What you will do:
Using the data beneath, show every line that includes the word "icon".

Material provided:
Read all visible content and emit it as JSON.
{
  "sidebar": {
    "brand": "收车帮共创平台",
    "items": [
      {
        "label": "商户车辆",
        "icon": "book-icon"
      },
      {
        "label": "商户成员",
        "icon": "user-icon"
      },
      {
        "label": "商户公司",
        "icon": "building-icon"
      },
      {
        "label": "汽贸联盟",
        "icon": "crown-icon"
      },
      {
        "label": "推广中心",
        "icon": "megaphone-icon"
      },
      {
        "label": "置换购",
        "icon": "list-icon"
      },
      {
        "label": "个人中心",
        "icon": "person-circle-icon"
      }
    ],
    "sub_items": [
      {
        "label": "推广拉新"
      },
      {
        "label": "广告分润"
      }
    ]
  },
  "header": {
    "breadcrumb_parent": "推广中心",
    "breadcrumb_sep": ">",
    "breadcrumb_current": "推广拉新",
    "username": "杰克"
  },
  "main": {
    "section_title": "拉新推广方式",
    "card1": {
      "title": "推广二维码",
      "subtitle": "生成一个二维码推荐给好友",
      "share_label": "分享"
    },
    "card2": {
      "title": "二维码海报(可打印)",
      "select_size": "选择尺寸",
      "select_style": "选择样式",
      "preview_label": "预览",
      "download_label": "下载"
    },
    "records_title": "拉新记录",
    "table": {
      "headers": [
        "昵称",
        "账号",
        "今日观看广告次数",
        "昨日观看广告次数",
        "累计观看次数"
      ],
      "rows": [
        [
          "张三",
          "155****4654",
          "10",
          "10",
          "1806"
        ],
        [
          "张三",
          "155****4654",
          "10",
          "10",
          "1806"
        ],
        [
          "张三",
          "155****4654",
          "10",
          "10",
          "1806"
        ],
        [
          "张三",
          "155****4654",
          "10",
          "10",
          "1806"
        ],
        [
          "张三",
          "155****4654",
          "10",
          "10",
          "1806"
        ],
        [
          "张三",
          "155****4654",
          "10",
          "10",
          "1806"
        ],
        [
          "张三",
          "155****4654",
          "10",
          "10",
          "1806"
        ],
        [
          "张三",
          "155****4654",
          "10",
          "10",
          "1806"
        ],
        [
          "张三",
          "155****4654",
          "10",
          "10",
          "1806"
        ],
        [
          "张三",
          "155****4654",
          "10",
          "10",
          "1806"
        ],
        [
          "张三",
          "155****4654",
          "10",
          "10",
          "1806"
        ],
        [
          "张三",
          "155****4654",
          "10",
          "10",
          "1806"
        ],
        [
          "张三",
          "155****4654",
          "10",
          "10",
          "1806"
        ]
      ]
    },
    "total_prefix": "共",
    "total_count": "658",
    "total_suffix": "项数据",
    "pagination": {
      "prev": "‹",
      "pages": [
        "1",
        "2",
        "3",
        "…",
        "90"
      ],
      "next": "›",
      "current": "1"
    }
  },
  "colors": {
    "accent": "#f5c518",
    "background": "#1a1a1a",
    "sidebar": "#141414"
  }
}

Result below:
        "icon": "book-icon"
        "icon": "user-icon"
        "icon": "building-icon"
        "icon": "crown-icon"
        "icon": "megaphone-icon"
        "icon": "list-icon"
        "icon": "person-circle-icon"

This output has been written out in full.